TASK PROMPT. Take the entries below and give them back exactly. Leave out nothing.

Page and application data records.
____________
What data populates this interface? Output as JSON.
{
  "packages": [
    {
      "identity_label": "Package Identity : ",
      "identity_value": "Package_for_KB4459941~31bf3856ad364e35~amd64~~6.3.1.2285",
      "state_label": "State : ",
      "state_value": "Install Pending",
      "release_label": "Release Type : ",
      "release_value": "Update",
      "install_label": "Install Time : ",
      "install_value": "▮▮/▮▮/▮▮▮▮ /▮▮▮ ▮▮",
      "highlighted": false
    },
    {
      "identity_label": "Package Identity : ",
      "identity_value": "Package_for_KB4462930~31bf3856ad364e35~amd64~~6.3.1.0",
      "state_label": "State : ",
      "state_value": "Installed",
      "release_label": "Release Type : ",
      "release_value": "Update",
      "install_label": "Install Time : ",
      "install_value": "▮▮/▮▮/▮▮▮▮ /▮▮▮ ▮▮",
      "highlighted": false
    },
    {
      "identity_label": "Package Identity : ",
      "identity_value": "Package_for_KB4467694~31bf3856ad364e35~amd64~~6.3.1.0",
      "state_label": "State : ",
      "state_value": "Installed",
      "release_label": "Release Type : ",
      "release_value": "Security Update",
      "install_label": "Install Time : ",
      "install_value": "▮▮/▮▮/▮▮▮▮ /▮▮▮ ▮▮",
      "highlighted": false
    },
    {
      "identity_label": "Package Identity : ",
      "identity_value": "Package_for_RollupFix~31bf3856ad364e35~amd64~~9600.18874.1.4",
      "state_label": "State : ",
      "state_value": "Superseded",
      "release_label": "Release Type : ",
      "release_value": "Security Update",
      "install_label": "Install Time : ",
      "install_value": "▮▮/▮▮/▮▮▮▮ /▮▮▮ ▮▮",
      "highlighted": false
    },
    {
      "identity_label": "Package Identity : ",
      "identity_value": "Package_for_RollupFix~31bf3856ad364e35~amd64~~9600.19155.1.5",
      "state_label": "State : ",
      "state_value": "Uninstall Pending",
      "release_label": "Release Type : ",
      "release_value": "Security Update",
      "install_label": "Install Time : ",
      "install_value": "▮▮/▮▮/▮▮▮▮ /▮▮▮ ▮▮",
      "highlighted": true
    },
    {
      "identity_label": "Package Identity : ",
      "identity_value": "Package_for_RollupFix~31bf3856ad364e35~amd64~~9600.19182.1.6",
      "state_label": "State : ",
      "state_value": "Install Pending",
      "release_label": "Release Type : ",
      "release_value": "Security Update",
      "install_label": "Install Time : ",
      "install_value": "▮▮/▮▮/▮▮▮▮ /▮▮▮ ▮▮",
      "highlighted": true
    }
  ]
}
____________
EXERCISE RESPONSE.
What data populates this interface? Output as JSON.
{
  "packages": [
    {
      "identity_label": "Package Identity : ",
      "identity_value": "Package_for_KB4459941~31bf3856ad364e35~amd64~~6.3.1.2285",
      "state_label": "State : ",
      "state_value": "Install Pending",
      "release_label": "Release Type : ",
      "release_value": "Update",
      "install_label": "Install Time : ",
      "install_value": "▮▮/▮▮/▮▮▮▮ /▮▮▮ ▮▮",
      "highlighted": false
    },
    {
      "identity_label": "Package Identity : ",
      "identity_value": "Package_for_KB4462930~31bf3856ad364e35~amd64~~6.3.1.0",
      "state_label": "State : ",
      "state_value": "Installed",
      "release_label": "Release Type : ",
      "release_value": "Update",
      "install_label": "Install Time : ",
      "install_value": "▮▮/▮▮/▮▮▮▮ /▮▮▮ ▮▮",
      "highlighted": false
    },
    {
      "identity_label": "Package Identity : ",
      "identity_value": "Package_for_KB4467694~31bf3856ad364e35~amd64~~6.3.1.0",
      "state_label": "State : ",
      "state_value": "Installed",
      "release_label": "Release Type : ",
      "release_value": "Security Update",
      "install_label": "Install Time : ",
      "install_value": "▮▮/▮▮/▮▮▮▮ /▮▮▮ ▮▮",
      "highlighted": false
    },
    {
      "identity_label": "Package Identity : ",
      "identity_value": "Package_for_RollupFix~31bf3856ad364e35~amd64~~9600.18874.1.4",
      "state_label": "State : ",
      "state_value": "Superseded",
      "release_label": "Release Type : ",
      "release_value": "Security Update",
      "install_label": "Install Time : ",
      "install_value": "▮▮/▮▮/▮▮▮▮ /▮▮▮ ▮▮",
      "highlighted": false
    },
    {
      "identity_label": "Package Identity : ",
      "identity_value": "Package_for_RollupFix~31bf3856ad364e35~amd64~~9600.19155.1.5",
      "state_label": "State : ",
      "state_value": "Uninstall Pending",
      "release_label": "Release Type : ",
      "release_value": "Security Update",
      "install_label": "Install Time : ",
      "install_value": "▮▮/▮▮/▮▮▮▮ /▮▮▮ ▮▮",
      "highlighted": true
    },
    {
      "identity_label": "Package Identity : ",
      "identity_value": "Package_for_RollupFix~31bf3856ad364e35~amd64~~9600.19182.1.6",
      "state_label": "State : ",
      "state_value": "Install Pending",
      "release_label": "Release Type : ",
      "release_value": "Security Update",
      "install_label": "Install Time : ",
      "install_value": "▮▮/▮▮/▮▮▮▮ /▮▮▮ ▮▮",
      "highlighted": true
    }
  ]
}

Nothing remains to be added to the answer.